Home News Eurozone outlook ‘brighter than for seven years’: ECB’s Draghi

Eurozone outlook ‘brighter than for seven years’: ECB’s Draghi

Published on 22/05/2015

The economic skies above Europe are clearing after the long years of crisis and governments should take advantage of this to get their economies in order, European Central Bank president Mario Draghi said on Friday.

“The economic outlook for the euro area is brighter today than it has been for seven long years,” Draghi told an economic forum in Sintra, Portugal.

The ECB had contributed to recovery by cutting interest rates to record lows and pumping unprecedented amounts of liquidity into the economy via a series of unconventional policy measures, Draghi said.

“Monetary policy is working its way through the economy.

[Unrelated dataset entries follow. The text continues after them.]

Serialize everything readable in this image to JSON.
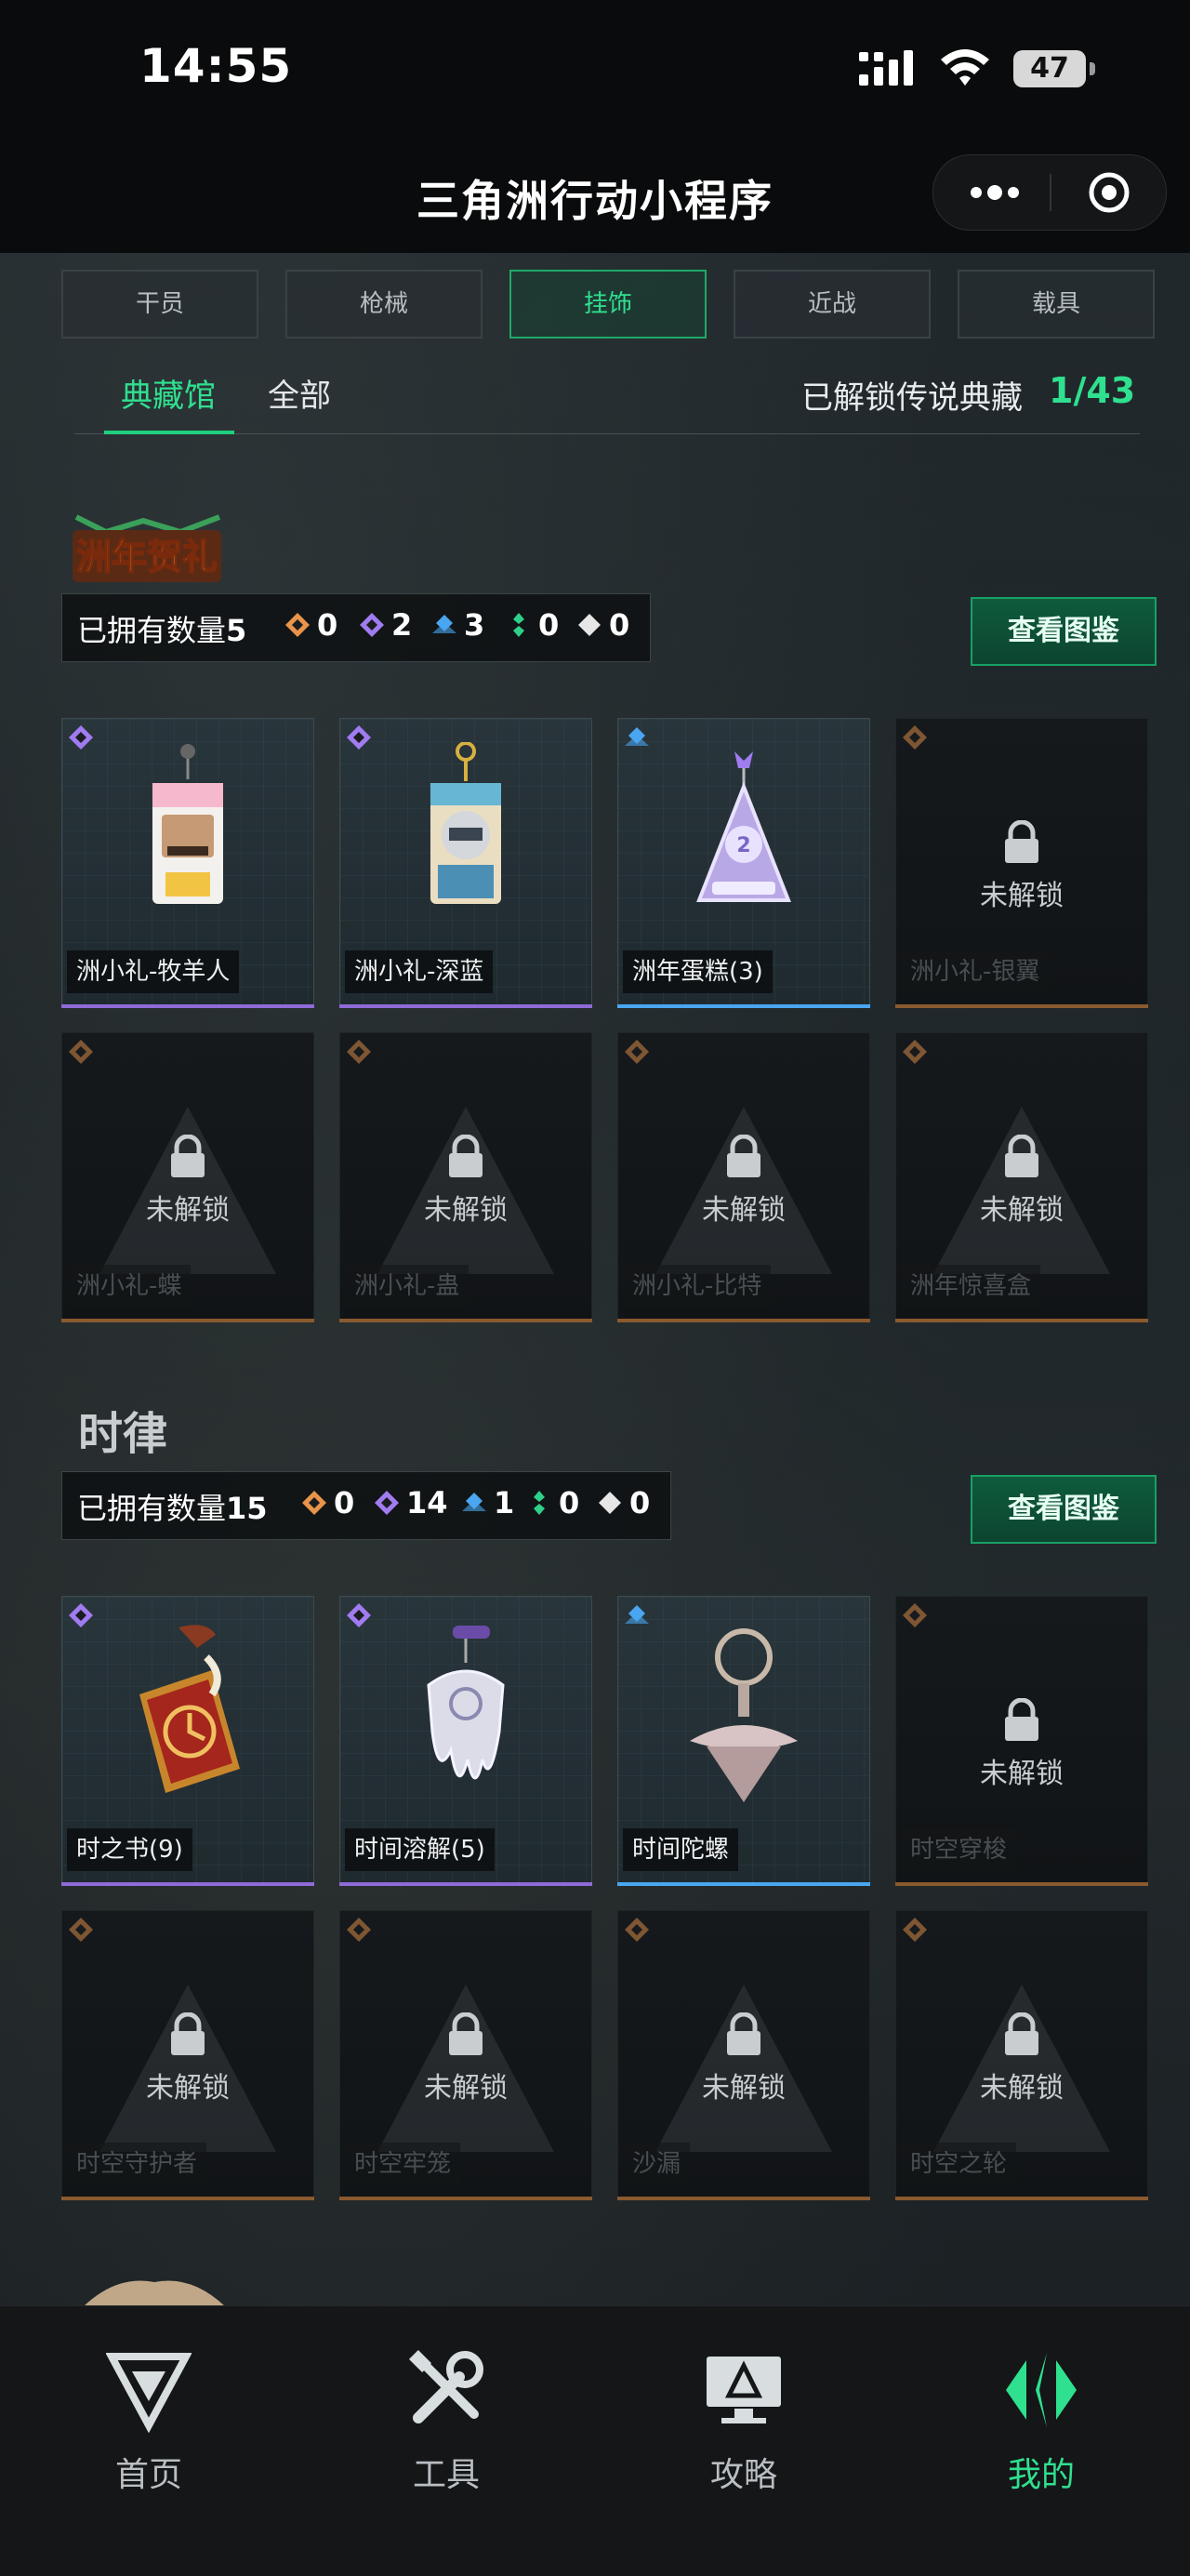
{
  "status_bar": {
    "time": "14:55",
    "battery": "47"
  },
  "title_bar": {
    "title": "三角洲行动小程序"
  },
  "category_tabs": [
    {
      "label": "干员",
      "active": false
    },
    {
      "label": "枪械",
      "active": false
    },
    {
      "label": "挂饰",
      "active": true
    },
    {
      "label": "近战",
      "active": false
    },
    {
      "label": "载具",
      "active": false
    }
  ],
  "sub_tabs": [
    {
      "label": "典藏馆",
      "active": true
    },
    {
      "label": "全部",
      "active": false
    }
  ],
  "unlock_summary": {
    "label": "已解锁传说典藏",
    "count": "1/43"
  },
  "colors": {
    "accent": "#2fe08f",
    "gold": "#e8944a",
    "purple": "#a07cf0",
    "blue": "#4aa6f0",
    "green": "#2fd08a",
    "white": "#e6e6e6"
  },
  "lock_text": "未解锁",
  "sections": [
    {
      "logo_text": "洲年贺礼",
      "owned_label": "已拥有数量",
      "owned_count": "5",
      "rarity_counts": [
        "0",
        "2",
        "3",
        "0",
        "0"
      ],
      "view_button": "查看图鉴",
      "items": [
        {
          "name": "洲小礼-牧羊人",
          "rarity": "purple",
          "locked": false
        },
        {
          "name": "洲小礼-深蓝",
          "rarity": "purple",
          "locked": false
        },
        {
          "name": "洲年蛋糕(3)",
          "rarity": "blue",
          "locked": false
        },
        {
          "name": "洲小礼-银翼",
          "rarity": "gold",
          "locked": true
        },
        {
          "name": "洲小礼-蝶",
          "rarity": "gold",
          "locked": true
        },
        {
          "name": "洲小礼-蛊",
          "rarity": "gold",
          "locked": true
        },
        {
          "name": "洲小礼-比特",
          "rarity": "gold",
          "locked": true
        },
        {
          "name": "洲年惊喜盒",
          "rarity": "gold",
          "locked": true
        }
      ]
    },
    {
      "logo_text": "时律",
      "owned_label": "已拥有数量",
      "owned_count": "15",
      "rarity_counts": [
        "0",
        "14",
        "1",
        "0",
        "0"
      ],
      "view_button": "查看图鉴",
      "items": [
        {
          "name": "时之书(9)",
          "rarity": "purple",
          "locked": false
        },
        {
          "name": "时间溶解(5)",
          "rarity": "purple",
          "locked": false
        },
        {
          "name": "时间陀螺",
          "rarity": "blue",
          "locked": false
        },
        {
          "name": "时空穿梭",
          "rarity": "gold",
          "locked": true
        },
        {
          "name": "时空守护者",
          "rarity": "gold",
          "locked": true
        },
        {
          "name": "时空牢笼",
          "rarity": "gold",
          "locked": true
        },
        {
          "name": "沙漏",
          "rarity": "gold",
          "locked": true
        },
        {
          "name": "时空之轮",
          "rarity": "gold",
          "locked": true
        }
      ]
    }
  ],
  "bottom_nav": [
    {
      "label": "首页",
      "icon": "home-logo-icon",
      "active": false
    },
    {
      "label": "工具",
      "icon": "tools-icon",
      "active": false
    },
    {
      "label": "攻略",
      "icon": "guide-monitor-icon",
      "active": false
    },
    {
      "label": "我的",
      "icon": "profile-logo-icon",
      "active": true
    }
  ]
}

Growth is picking up. And inflation expectations have recovered from their trough,” he said.

But he went on: “This is by no means the end of our challenges, and a cyclical recovery alone does not solve all of Europe’s problems.”

The emerging recovery “does not eliminate the debt overhang that affects parts of” the single currency area, he said.

“It does not eliminate the high level of structural unemployment that haunts too many countries. And it does not eliminate the need for perfecting the institutional set-up of our monetary union,” Draghi insisted.

“But what the cyclical recovery does achieve is to provide near perfect conditions for governments to engage more systematically in the structural reforms that will anchor the return to growth. Monetary policy can steer the economy back to its potential. Structural reform can raise that potential. And it is the combination of these demand and supply policies that will deliver lasting stability and prosperity,” Draghi said.

He was speaking at a forum organised by the ECB where leading economists, academics, financial market players and central bankers from across the globe were invited to a secluded luxury resort in Sintra, around 25 kilometres (15 miles) from Lisbon, for a three-day think-fest.

The forum — the second of its kind held by the ECB — is seen as Europe’s answer to a gathering in Jackson Hole, Wyoming, organised every year by the US Federal Reserve.